J Cheston Stevens, Van Osdell, Mary Ann, Leonard, Billy R., Wolcott, Maurice C. | 1/28/2008 11:21:44 PM
Testing soil and properly managing weeds and insects can help cotton farmers grow a successful 2008 crop, experts told approximately 60 cotton producers and other industry representatives at the Louisiana Cotton Forum held Jan. 23 at the Delhi Civic Center.
The forum featured LSU AgCenter experts who gave presentations that included cotton seed treatments, crop nutrient removal, precision application for nematodes and reducing the incidence of weed resistance.
The most important issue in the field is phosphorous, said LSU AgCenter soil specialist J Stevens.
“Finding that optimum pH is going to help you tremendously,” he said.
“Plants don’t talk in a normal tone,” Stevens said. “We need to ‘listen’ with our eyes.” He said visual observations as well as soil and plant tissue tests are important.
The less time the crop is in the field, the less time will be spent on fighting insects and pests, said Dr. Roger Leonard, an LSU AgCenter entomologist.
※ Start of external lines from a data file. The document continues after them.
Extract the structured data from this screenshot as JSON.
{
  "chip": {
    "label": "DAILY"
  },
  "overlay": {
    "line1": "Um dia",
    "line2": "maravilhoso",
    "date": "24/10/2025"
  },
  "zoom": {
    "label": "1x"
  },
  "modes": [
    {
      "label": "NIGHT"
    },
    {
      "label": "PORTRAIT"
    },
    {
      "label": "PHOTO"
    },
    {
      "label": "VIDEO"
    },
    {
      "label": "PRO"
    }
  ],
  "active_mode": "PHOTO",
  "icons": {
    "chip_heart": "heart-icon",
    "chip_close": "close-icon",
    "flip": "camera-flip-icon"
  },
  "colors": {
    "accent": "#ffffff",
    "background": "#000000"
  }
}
Everything has to be put out at the right time and at the right rate.
Spider mites are showing up earlier this year, Leonard said. “We believe it is related to vegetation in those fields.”
“The damage nematodes do is nowhere proportional to their size,” said Maurice Wolcott, an LSU AgCenter research associate.
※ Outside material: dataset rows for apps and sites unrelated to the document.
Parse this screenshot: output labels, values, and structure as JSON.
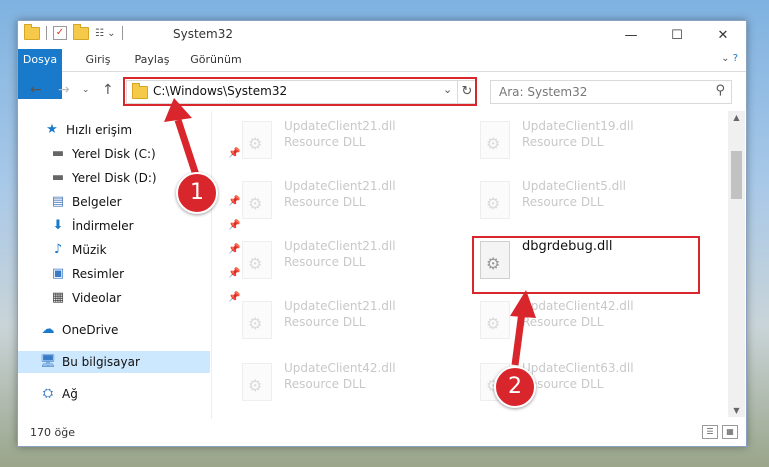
{
  "window": {
    "title": "System32",
    "caption": {
      "minimize": "—",
      "maximize": "☐",
      "close": "✕"
    }
  },
  "ribbon": {
    "tabs": [
      "Dosya",
      "Giriş",
      "Paylaş",
      "Görünüm"
    ],
    "expand": "⌄",
    "help": "?"
  },
  "nav": {
    "address": "C:\\Windows\\System32",
    "search_placeholder": "Ara: System32"
  },
  "sidebar": {
    "quick_access": "Hızlı erişim",
    "items": [
      {
        "label": "Yerel Disk (C:)",
        "icon": "drive-icon"
      },
      {
        "label": "Yerel Disk (D:)",
        "icon": "drive-icon"
      },
      {
        "label": "Belgeler",
        "icon": "documents-icon"
      },
      {
        "label": "İndirmeler",
        "icon": "downloads-icon"
      },
      {
        "label": "Müzik",
        "icon": "music-icon"
      },
      {
        "label": "Resimler",
        "icon": "pictures-icon"
      },
      {
        "label": "Videolar",
        "icon": "videos-icon"
      }
    ],
    "onedrive": "OneDrive",
    "this_pc": "Bu bilgisayar",
    "network": "Ağ"
  },
  "files": [
    {
      "name": "UpdateClient21.dll",
      "type": "Resource DLL"
    },
    {
      "name": "UpdateClient19.dll",
      "type": "Resource DLL"
    },
    {
      "name": "UpdateClient21.dll",
      "type": "Resource DLL"
    },
    {
      "name": "UpdateClient5.dll",
      "type": "Resource DLL"
    },
    {
      "name": "UpdateClient21.dll",
      "type": "Resource DLL"
    },
    {
      "name": "dbgrdebug.dll",
      "type": ""
    },
    {
      "name": "UpdateClient21.dll",
      "type": "Resource DLL"
    },
    {
      "name": "UpdateClient42.dll",
      "type": "Resource DLL"
    },
    {
      "name": "UpdateClient42.dll",
      "type": "Resource DLL"
    },
    {
      "name": "UpdateClient63.dll",
      "type": "Resource DLL"
    }
  ],
  "status": {
    "item_count": "170 öğe"
  },
  "callouts": [
    "1",
    "2"
  ],
  "colors": {
    "accent": "#1979ca",
    "highlight": "#d9262c",
    "selected_nav": "#cce8ff"
  }
}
Wolcott said he came to talk about something farmers can’t see, showing slides that said “armed robbery” and “embezzlement.”
With armed robbery, farmers know damage has happened, he said. “You see it and take action.”
“Embezzlement,” he said, is a little more complicated – “when losses go on a little bit at a time year after year before you have a problem you need to address.”
Contacts: J Stevens at (318) 308-0754 or firstname.lastname@example.org
Roger Leonard at (318) 435-2157 or email@example.com
Maurice Wolcott at (225) 578-7215 or firstname.lastname@example.org
Writer: Mary Ann Van Osdell, (318) 741-7430, ext. 1104, email@example.com
The LSU AgCenter and the LSU College of Agriculture